  • If you need to backup EBS volumes and other AWS services, you can use AWS Backup to centrally manage your backup policies.

How do I know if my API calls to other AWS services were impacted?

All customers whom AWS detected using outdated TLS versions to connect to FIPS endpoints were notified on their AWS Personal Health Dashboard and by email.

However, if you were connecting anonymously to an AWS shared resource, such as through a public Amazon Simple Storage Service (Amazon S3) bucket, then you did not receive a notification, because AWS cannot identify anonymous connections. Log in to your console and check for any Personal Health Dashboard notices, especially in AWS GovCloud (US) Regions. These notices contain useful data, such as the API call or other information to help you to identify whether you have possible failed AWS workflows. You can use AWS Health to receive alerts for when you have new Personal Health Dashboard notices.

Are there other things I should check?

If you believe that outdated TLS connections are causing your application’s connections to AWS FIPS endpoints to fail, please check your application logs for HTTP 503 Service Unavailable.

To detect connections that use outdated versions of TLS, you can perform a packet capture by using a tool such as Wireshark. Follow the instructions in the section EXAMPLE: TLS version detection using a packet capture in this previous AWS Security Blog post. Figure 1 is an example of a packet capture using Wireshark, showing that the client application only supports TLS 1.0 and must be modified to support a TLS 1.2 connection.

Figure 1: Wireshark packet capture showing that the client application only supports TLS 1.0

Figure 1: Wireshark packet capture showing that the client application only supports TLS 1.0

If you determine that your connections to AWS Systems Manager are failing, please install the latest version of the SSM Agent. For instructions, see the AWS Systems Manager User Guide topics Install SSM Agent for a hybrid environment (Linux) or Install SSM Agent for a hybrid environment (Windows).
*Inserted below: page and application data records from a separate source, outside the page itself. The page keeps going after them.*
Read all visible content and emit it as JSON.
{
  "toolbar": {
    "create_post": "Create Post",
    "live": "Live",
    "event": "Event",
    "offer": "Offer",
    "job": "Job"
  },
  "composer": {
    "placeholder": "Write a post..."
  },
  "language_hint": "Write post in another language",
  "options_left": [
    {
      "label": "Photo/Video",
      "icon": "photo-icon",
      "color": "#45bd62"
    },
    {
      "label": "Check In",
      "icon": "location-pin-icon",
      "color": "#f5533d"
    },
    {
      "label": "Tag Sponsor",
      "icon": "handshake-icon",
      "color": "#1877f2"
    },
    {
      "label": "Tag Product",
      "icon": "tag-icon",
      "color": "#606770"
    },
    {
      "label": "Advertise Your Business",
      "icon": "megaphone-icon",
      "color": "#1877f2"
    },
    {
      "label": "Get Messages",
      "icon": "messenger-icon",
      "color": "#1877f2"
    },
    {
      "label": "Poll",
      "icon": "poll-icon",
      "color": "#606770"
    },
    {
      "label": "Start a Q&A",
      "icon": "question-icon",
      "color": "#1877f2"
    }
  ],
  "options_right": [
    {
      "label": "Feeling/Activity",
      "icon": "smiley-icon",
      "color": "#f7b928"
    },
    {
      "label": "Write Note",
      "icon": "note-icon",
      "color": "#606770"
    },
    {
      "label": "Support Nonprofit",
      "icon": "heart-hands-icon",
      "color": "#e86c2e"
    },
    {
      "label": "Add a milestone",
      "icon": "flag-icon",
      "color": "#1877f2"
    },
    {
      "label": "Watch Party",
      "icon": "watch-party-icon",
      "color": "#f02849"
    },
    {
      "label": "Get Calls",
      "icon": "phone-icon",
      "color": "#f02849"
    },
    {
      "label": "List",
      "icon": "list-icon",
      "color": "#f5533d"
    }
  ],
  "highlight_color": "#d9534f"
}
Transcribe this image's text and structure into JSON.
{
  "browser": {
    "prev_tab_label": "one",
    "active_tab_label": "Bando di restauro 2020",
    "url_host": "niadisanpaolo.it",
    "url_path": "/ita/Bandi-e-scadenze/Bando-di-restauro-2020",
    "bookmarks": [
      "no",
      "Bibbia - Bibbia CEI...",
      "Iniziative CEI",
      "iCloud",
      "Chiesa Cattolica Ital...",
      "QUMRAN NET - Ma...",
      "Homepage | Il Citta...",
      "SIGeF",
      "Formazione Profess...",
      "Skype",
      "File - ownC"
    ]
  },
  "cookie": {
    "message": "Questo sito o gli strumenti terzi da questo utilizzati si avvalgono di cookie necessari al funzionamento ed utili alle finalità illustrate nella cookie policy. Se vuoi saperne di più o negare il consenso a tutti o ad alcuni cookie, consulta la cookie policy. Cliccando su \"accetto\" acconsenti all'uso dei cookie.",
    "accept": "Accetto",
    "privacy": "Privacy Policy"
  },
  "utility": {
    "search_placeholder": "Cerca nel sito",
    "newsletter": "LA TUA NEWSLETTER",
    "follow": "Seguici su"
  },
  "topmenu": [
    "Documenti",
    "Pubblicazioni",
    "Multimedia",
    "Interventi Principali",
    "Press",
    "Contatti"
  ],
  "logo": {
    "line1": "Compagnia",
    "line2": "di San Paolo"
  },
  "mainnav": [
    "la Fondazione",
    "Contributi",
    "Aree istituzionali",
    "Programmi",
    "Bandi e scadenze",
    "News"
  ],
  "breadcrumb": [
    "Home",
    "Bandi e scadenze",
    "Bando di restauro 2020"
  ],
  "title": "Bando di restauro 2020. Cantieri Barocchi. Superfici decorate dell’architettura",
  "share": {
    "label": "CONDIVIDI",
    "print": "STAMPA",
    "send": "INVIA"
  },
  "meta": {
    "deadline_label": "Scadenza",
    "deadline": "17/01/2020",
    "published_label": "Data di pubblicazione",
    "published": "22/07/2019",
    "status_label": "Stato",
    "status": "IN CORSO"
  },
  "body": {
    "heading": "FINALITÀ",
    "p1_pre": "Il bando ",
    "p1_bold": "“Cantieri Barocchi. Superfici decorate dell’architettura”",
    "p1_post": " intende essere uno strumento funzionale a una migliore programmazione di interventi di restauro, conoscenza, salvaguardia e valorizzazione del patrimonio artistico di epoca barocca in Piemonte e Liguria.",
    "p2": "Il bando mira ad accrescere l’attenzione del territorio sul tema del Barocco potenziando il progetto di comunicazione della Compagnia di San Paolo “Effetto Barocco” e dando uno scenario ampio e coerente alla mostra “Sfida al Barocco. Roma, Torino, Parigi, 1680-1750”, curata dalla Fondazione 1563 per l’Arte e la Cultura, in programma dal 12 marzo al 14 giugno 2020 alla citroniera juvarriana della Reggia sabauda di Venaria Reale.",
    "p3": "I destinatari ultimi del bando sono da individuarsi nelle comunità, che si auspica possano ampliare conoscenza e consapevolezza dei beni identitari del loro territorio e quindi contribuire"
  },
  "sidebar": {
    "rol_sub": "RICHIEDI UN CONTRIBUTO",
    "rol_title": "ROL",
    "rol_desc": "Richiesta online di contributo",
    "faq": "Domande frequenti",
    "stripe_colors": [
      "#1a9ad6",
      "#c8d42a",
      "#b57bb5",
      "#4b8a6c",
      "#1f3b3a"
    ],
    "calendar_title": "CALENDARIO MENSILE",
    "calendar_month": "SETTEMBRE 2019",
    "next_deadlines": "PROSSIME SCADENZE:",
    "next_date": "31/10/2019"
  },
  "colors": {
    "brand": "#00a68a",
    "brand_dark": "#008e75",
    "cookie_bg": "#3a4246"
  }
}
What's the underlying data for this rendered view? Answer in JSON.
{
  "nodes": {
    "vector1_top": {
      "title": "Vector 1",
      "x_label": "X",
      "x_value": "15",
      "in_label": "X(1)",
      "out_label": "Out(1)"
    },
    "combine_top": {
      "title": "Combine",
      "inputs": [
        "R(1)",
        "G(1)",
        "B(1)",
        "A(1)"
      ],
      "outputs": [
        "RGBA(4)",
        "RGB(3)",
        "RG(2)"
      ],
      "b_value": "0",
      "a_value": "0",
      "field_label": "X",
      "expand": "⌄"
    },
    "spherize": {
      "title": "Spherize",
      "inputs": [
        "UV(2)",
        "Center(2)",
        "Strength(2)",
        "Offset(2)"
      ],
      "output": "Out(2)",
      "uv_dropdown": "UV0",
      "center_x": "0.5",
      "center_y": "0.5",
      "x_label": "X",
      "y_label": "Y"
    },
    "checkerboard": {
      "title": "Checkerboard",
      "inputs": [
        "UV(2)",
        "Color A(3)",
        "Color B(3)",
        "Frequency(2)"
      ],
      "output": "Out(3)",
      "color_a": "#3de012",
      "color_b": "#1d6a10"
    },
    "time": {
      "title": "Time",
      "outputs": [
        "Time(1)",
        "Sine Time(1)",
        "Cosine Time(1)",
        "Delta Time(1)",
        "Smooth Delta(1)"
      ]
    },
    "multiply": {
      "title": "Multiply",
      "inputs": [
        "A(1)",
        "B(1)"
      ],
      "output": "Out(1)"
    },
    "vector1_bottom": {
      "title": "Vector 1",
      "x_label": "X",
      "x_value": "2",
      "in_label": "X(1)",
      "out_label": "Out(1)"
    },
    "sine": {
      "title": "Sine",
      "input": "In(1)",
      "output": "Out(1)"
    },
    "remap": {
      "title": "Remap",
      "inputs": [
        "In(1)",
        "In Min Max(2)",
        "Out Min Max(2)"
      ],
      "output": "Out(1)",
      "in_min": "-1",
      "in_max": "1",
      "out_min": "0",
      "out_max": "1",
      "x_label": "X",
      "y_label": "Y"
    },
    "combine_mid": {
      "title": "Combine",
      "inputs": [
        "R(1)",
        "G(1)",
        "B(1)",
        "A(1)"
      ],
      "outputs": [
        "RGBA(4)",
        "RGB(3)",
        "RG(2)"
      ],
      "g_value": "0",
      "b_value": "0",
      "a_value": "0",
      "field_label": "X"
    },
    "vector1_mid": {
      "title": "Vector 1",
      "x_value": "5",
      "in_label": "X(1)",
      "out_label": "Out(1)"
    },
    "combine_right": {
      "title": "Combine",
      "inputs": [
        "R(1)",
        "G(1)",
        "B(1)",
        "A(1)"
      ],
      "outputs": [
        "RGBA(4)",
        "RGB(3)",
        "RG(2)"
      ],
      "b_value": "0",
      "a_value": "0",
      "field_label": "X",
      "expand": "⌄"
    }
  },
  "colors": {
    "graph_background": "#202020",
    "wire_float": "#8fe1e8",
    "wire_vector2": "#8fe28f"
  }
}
You can also see the instructions to install the latest version of EC2Config (for Windows only) in the Amazon EC2 User Guide for Windows Instances.

If your connections to Amazon CloudWatch or Amazon CloudWatch Logs are failing, follow the instructions for installing the CloudWatch Agent, including instructions to download and configure the CloudWatch Agent using the command line.

Is there more assistance available?

If you have any questions or issues, you can start a new thread on one of the AWS forums, or contact AWS Support or your Technical Account Manager (TAM). The AWS support tiers cover development and production issues for AWS products and services, along with other key stack components. AWS Support doesn’t include code development for client applications.

If you have feedback about this post, submit comments in the Comments section below.

Author

Janelle Hopper

Janelle is a Senior Technical Program Manager in AWS Security with over 25 years of experience in the IT security field. She works with AWS services, infrastructure, and administrative teams to identify and drive innovative solutions that improve AWS’ security posture.

Author

Daniel Salzedo

Daniel is a Senior Specialist Technical Account Manager – Security. He has over 25 years of professional experience in IT in industries as diverse as video game development, manufacturing, banking, and used car sales. He loves working with our wonderful AWS customers to help them solve their complex security challenges at scale.

Author

Matt Howard

Matt is a Senior Technical Account Manager (TAM) for AWS Enterprise Support. As a TAM, Matt provides advocacy and technical guidance to help customers plan and build solutions using AWS best practices. Outside of AWS, Matt enjoys sports, both watching and playing, and PC gaming.

Author

Brandon Rooks

Brandon is a Senior Technical Account Manager (TAM) for AWS Enterprise Support, with over 15 years of experience in information technology and security. He enjoys helping customers build and manage secure and scalable cloud applications using AWS services. Brandon spends his free time with his family, enjoying sports, music, and travelling.